Part of the explanation for this is that globalised value chains mean currency devaluation export gains are eroded by costly imports required for production. In other words, mining companies are importing costly dollar-priced machinery (to soften the effect of rising labour costs and instability, among other variables), which means even if gold exports bring in more rands, the gain is offset by rising production costs.
Investors in mining companies look for excellent management teams, projects with near-production assets, and companies that are cash-flush. Investment inflows into South African mining have been slowing for some time, now compounded by a general drop in foreign direct investment (FDI) flows, which fell 74% in SA last year, even while climbing 36% globally.
Mining remains crucial to South Africa’s economic welfare. It still dominates the JSE, which means its decline is negatively affecting thousands of pension funds, in addition to the huge layoffs announced by companies such as Anglo. Restructuring is not unpatriotic; it is the effect of global difficulty interacting with a domestically unattractive investment environment.
The key to attracting mining investment is to reassure investors that South Africa is a good bet. Regulatory stability, predictability and consistency remain irreplaceable conditions for doing so. With US$1.7-trillion floating around the world seeking the best returns, South Africa could capitalise significantly.

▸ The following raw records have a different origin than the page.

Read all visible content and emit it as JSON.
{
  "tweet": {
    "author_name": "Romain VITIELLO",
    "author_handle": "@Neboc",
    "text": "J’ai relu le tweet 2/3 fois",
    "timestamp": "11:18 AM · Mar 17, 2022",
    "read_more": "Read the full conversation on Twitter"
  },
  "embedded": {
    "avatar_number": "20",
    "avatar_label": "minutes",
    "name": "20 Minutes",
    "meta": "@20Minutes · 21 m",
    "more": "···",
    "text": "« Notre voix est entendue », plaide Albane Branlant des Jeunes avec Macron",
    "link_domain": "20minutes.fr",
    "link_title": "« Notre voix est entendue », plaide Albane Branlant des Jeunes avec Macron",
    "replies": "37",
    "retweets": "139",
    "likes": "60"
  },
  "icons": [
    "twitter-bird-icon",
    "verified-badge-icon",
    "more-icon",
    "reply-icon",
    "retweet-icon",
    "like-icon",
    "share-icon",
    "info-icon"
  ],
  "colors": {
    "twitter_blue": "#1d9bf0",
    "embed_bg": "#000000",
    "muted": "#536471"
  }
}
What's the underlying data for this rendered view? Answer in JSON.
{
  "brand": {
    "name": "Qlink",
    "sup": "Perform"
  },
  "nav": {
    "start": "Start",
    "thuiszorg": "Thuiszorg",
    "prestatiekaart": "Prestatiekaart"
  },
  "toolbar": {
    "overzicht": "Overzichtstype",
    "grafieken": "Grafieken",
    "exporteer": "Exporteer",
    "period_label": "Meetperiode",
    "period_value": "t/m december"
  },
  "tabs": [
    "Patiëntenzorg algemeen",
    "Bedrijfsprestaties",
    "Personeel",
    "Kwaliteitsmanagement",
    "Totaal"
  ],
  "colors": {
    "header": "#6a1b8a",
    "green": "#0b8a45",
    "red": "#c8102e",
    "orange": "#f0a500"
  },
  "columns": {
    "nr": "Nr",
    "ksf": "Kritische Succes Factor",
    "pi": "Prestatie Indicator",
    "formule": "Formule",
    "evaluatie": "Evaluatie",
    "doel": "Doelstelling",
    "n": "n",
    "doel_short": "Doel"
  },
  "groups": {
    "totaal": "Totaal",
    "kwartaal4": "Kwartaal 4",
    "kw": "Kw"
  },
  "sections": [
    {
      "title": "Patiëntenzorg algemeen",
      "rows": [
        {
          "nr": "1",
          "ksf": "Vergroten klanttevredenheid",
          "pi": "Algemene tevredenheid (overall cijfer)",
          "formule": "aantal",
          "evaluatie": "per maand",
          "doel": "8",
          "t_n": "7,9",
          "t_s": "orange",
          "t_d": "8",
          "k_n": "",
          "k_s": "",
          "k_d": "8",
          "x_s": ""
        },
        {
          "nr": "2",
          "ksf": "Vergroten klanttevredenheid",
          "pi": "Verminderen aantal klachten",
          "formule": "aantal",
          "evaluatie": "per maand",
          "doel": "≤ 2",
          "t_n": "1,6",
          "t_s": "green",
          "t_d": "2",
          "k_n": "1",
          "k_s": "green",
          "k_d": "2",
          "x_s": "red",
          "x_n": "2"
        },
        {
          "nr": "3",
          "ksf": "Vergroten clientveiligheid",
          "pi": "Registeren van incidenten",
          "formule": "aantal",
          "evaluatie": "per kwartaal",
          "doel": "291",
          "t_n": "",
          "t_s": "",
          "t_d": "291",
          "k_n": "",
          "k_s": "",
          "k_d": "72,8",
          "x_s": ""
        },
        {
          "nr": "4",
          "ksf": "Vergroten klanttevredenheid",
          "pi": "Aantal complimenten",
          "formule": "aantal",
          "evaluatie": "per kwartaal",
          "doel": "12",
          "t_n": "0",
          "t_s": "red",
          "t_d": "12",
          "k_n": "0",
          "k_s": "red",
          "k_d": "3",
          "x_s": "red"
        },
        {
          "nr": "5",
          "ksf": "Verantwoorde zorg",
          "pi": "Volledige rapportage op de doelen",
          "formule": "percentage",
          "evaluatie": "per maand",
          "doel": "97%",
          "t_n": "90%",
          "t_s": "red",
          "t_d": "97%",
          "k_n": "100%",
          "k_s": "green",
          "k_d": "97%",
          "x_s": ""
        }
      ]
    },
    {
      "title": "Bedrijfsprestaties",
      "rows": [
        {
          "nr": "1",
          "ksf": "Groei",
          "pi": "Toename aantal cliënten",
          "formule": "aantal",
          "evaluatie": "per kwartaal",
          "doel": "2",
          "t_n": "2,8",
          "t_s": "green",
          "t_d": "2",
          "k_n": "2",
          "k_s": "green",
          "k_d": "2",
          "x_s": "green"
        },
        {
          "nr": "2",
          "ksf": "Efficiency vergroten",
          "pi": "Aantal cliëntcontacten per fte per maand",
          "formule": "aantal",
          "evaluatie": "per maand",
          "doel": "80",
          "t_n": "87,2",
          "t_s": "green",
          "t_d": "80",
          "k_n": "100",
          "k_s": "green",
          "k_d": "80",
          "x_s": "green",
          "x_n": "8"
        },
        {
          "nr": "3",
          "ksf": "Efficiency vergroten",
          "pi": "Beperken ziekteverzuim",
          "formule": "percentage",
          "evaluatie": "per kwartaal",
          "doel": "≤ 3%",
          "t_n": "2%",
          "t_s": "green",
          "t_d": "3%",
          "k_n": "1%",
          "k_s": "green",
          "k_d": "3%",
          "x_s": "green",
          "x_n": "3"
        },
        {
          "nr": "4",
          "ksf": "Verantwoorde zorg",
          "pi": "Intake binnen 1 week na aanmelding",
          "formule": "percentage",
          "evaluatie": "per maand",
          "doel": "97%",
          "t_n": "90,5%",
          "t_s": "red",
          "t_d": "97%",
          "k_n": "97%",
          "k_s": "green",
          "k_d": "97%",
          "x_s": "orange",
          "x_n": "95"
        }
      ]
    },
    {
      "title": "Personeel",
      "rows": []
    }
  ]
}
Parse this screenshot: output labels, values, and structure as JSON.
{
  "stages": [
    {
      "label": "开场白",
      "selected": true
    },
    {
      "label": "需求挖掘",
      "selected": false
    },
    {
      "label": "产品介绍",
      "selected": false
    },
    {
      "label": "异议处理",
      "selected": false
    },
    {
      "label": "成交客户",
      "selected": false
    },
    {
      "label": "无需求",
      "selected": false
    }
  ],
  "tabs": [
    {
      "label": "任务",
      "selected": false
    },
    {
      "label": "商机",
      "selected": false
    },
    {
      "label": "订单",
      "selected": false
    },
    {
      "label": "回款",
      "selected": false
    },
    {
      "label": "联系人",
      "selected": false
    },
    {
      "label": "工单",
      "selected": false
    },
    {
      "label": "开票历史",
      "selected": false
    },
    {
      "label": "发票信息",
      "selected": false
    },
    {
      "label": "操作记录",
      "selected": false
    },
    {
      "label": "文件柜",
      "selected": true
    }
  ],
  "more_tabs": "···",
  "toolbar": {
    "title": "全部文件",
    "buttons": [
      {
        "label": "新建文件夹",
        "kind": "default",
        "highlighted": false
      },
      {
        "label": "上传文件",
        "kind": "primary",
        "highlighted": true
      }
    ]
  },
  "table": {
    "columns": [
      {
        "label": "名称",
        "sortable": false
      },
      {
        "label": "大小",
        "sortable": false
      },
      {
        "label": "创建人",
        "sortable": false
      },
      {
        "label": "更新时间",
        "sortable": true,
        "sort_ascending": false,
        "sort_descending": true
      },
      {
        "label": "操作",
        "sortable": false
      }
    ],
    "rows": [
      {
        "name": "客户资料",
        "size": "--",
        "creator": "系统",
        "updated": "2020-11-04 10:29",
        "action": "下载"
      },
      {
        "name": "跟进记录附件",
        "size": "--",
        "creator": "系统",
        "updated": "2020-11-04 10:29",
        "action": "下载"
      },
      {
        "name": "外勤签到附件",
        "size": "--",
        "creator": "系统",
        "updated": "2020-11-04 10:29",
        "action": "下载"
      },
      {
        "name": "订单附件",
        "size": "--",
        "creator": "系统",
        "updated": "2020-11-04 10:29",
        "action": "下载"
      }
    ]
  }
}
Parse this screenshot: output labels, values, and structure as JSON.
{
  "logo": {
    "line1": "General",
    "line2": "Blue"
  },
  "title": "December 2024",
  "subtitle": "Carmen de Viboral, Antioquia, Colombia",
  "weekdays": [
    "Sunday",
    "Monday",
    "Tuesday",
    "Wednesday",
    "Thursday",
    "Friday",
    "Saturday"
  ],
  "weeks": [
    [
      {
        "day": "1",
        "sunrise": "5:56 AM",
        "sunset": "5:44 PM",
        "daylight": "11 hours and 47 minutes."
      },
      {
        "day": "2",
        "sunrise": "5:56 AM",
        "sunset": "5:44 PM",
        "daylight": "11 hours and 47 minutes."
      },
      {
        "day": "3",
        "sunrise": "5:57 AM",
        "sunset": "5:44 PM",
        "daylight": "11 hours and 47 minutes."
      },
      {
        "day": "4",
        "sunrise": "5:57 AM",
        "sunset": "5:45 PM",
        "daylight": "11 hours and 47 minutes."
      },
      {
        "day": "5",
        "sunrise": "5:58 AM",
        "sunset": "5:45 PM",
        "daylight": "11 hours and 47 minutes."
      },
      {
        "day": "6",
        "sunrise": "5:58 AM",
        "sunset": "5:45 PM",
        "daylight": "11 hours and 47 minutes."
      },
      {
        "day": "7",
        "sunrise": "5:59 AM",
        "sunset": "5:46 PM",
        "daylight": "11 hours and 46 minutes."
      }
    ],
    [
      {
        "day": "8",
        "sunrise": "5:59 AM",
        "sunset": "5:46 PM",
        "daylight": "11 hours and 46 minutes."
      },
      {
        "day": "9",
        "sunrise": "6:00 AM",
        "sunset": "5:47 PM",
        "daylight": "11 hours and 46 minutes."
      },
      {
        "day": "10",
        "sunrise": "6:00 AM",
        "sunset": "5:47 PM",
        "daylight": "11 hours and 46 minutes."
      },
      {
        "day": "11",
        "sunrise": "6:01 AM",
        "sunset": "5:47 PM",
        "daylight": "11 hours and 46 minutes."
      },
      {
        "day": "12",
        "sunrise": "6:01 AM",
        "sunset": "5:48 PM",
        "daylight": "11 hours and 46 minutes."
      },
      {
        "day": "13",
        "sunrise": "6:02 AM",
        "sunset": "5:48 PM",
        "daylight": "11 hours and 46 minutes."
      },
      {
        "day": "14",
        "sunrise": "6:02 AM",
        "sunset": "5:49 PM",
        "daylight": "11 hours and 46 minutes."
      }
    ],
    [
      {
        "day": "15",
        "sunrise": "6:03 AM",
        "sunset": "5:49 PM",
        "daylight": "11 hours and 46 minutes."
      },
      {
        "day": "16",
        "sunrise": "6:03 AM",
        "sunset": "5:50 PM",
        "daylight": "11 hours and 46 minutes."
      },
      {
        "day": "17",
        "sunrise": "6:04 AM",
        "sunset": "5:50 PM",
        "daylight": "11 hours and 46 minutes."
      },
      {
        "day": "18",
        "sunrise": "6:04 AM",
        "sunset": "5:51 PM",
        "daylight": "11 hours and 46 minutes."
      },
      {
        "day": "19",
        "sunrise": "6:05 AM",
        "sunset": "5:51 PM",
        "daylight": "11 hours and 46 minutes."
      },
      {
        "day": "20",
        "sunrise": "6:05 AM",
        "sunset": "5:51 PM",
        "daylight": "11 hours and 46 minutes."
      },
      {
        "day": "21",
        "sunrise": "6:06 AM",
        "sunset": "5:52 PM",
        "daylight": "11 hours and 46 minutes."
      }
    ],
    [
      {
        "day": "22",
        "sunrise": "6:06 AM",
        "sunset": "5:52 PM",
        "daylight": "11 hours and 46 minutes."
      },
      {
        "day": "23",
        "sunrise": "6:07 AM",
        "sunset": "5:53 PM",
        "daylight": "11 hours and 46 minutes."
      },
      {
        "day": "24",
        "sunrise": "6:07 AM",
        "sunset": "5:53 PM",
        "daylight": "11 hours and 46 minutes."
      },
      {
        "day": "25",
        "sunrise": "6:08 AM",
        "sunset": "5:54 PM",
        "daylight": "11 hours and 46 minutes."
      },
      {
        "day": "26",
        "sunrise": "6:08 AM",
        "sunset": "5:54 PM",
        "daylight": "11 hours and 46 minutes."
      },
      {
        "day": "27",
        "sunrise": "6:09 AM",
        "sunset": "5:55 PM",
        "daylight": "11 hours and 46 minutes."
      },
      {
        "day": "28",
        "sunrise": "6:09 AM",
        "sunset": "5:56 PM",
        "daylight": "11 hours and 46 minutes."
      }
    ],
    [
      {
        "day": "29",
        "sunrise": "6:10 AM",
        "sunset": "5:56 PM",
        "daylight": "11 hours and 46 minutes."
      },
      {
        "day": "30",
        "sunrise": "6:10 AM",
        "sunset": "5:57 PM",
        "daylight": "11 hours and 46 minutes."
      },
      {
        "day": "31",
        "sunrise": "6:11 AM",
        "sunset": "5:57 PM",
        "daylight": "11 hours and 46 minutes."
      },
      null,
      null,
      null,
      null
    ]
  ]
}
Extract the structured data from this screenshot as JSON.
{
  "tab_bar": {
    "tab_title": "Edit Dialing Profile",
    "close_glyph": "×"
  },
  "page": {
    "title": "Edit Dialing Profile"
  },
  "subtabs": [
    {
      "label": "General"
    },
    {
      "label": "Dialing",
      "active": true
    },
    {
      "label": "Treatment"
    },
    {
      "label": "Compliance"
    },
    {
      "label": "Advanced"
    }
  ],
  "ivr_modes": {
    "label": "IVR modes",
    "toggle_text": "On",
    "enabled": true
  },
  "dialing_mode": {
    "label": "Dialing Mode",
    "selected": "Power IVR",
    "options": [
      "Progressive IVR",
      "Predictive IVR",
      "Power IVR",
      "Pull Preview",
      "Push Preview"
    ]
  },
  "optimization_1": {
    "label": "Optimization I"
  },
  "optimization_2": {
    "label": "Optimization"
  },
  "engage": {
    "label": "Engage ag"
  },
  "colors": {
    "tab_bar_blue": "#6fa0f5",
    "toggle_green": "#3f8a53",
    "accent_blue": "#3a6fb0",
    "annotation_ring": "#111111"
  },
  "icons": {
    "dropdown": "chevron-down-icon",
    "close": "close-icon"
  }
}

Recent work by SAIIA shows that three simple changes to the institutional elements would reap high returns.
First, amending the mining law to clarify the process of rights allocation would signal to investors that they will not be treated arbitrarily in attempting to secure rights.
More broadly, the country’s mining legislation should cohere with the National Development Plan (NDP), lest it signals to investors that the NDP is meaningless as a guiding macroeconomic framework.
Second, the country requires strong political leadership in the mining sector. Since replacing Ngoako Ramatlhodi as mines minister in September, Mosebenzi Zwane has kept a relatively low profile, adding to uncertainty in the sector.
Third, mining companies should no longer be pressured to subsidise downstream metallurgical beneficiation, as it may deter mining investment in the first instance. There may be some instances in which it makes economic and political sense to add value to a commodity before exporting it, but these require a clear strategic plan and sophisticated incentive structures (not quotas and export limits for undefined ‘strategic assets’).
It would also be economically inefficient to compete directly with China, partly because it has achieved manufacturing competitiveness through heavy subsidisation that South Africa cannot afford.
Beneficiation may occur as a second-order effect, but an effective state should focus on creating the initial conditions to attract investment into those opportunities rather than attempting to coerce companies into inefficient production patterns.
The Mining Indaba will present significant investment opportunities, but South African policymakers will have to support their likely promises of policy predictability with credible action if they want to realise those opportunities.